- _TASK DETAILS_
Please copy every line with the string "this" from the entries below.

=-=-=-=-=

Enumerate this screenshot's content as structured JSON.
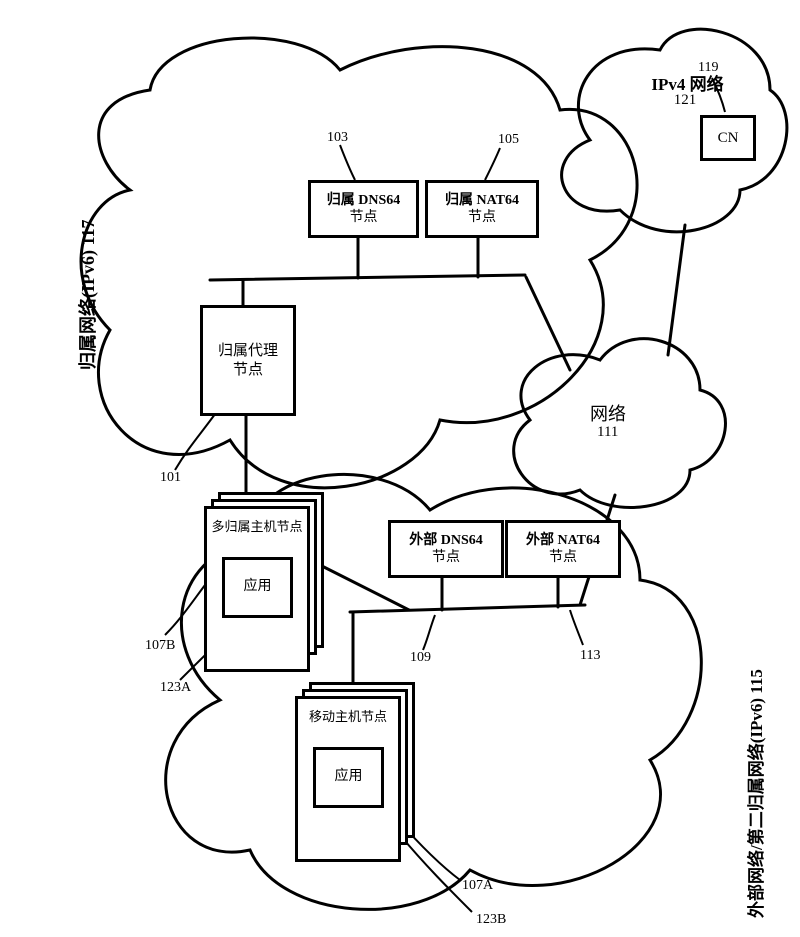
{
  "diagram": {
    "network_labels": {
      "home_network": "归属网络(IPv6) 117",
      "foreign_network": "外部网络/第二归属网络(IPv6) 115",
      "ipv4_label1": "IPv4 网络",
      "ipv4_label2": "121",
      "intermediate_network": "网络",
      "intermediate_network_num": "111"
    },
    "nodes": {
      "home_agent": {
        "l1": "归属代理",
        "l2": "节点",
        "ref": "101"
      },
      "home_dns64": {
        "l1": "归属 DNS64",
        "l2": "节点",
        "ref": "103"
      },
      "home_nat64": {
        "l1": "归属 NAT64",
        "l2": "节点",
        "ref": "105"
      },
      "foreign_dns64": {
        "l1": "外部 DNS64",
        "l2": "节点",
        "ref": "109"
      },
      "foreign_nat64": {
        "l1": "外部 NAT64",
        "l2": "节点",
        "ref": "113"
      },
      "cn": {
        "label": "CN",
        "ref": "119"
      },
      "multihomed_host": {
        "l1": "多归属主机节点",
        "app": "应用",
        "ref_node": "107B",
        "ref_app": "123A"
      },
      "mobile_host": {
        "l1": "移动主机节点",
        "app": "应用",
        "ref_node": "107A",
        "ref_app": "123B"
      }
    }
  }
}
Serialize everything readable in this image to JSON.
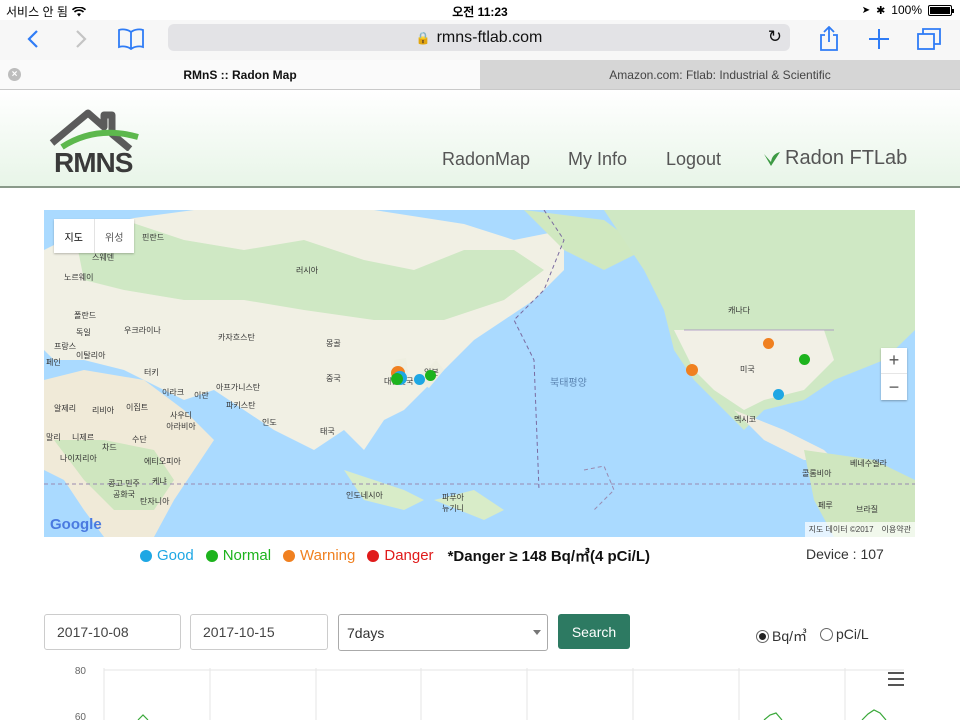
{
  "status_bar": {
    "carrier": "서비스 안 됨",
    "time": "오전 11:23",
    "battery": "100%",
    "battery_level": 1.0
  },
  "browser": {
    "url": "rmns-ftlab.com",
    "tabs": [
      {
        "title": "RMnS :: Radon Map",
        "active": true
      },
      {
        "title": "Amazon.com: Ftlab: Industrial & Scientific",
        "active": false
      }
    ]
  },
  "header": {
    "logo_text": "RMNS",
    "nav": [
      "RadonMap",
      "My Info",
      "Logout"
    ],
    "brand": "Radon FTLab"
  },
  "map": {
    "toggle": [
      "지도",
      "위성"
    ],
    "labels": {
      "sweden": "스웨덴",
      "norway": "노르웨이",
      "finland": "핀란드",
      "russia": "러시아",
      "poland": "폴란드",
      "germany": "독일",
      "ukraine": "우크라이나",
      "france": "프랑스",
      "italy": "이탈리아",
      "spain": "페인",
      "kazakhstan": "카자흐스탄",
      "mongolia": "몽골",
      "turkey": "터키",
      "china": "중국",
      "iran": "이란",
      "afghanistan": "아프가니스탄",
      "pakistan": "파키스탄",
      "iraq": "이라크",
      "algeria": "알제리",
      "libya": "리비아",
      "egypt": "이집트",
      "saudi": "사우디\n아라비아",
      "india": "인도",
      "thailand": "태국",
      "mali": "말리",
      "niger": "니제르",
      "chad": "차드",
      "sudan": "수단",
      "nigeria": "나이지리아",
      "ethiopia": "에티오피아",
      "kenya": "케냐",
      "congo": "콩고 민주\n공화국",
      "tanzania": "탄자니아",
      "indonesia": "인도네시아",
      "png": "파푸아\n뉴기니",
      "korea": "대한민국",
      "japan": "일본",
      "pacific": "북태평양",
      "canada": "캐나다",
      "usa": "미국",
      "mexico": "멕시코",
      "venezuela": "베네수엘라",
      "colombia": "콜롬비아",
      "peru": "페루",
      "brazil": "브라질"
    },
    "attribution": [
      "지도 데이터 ©2017",
      "이용약관"
    ],
    "google": "Google",
    "zoom_in": "+",
    "zoom_out": "−"
  },
  "legend": {
    "items": [
      {
        "label": "Good",
        "color": "#1ea7e4"
      },
      {
        "label": "Normal",
        "color": "#1db31d"
      },
      {
        "label": "Warning",
        "color": "#f08020"
      },
      {
        "label": "Danger",
        "color": "#e01a1a"
      }
    ],
    "note": "*Danger ≥ 148 Bq/㎥(4 pCi/L)",
    "device": "Device : 107"
  },
  "filters": {
    "start_date": "2017-10-08",
    "end_date": "2017-10-15",
    "period": "7days",
    "search": "Search",
    "units": [
      {
        "label": "Bq/㎥",
        "selected": true
      },
      {
        "label": "pCi/L",
        "selected": false
      }
    ]
  },
  "chart": {
    "y_tick_top": "80",
    "y_tick_next": "60"
  }
}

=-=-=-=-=

- _WRITTEN RESPONSE_
Enumerate this screenshot's content as structured JSON.
Serialize everything readable in this image to JSON.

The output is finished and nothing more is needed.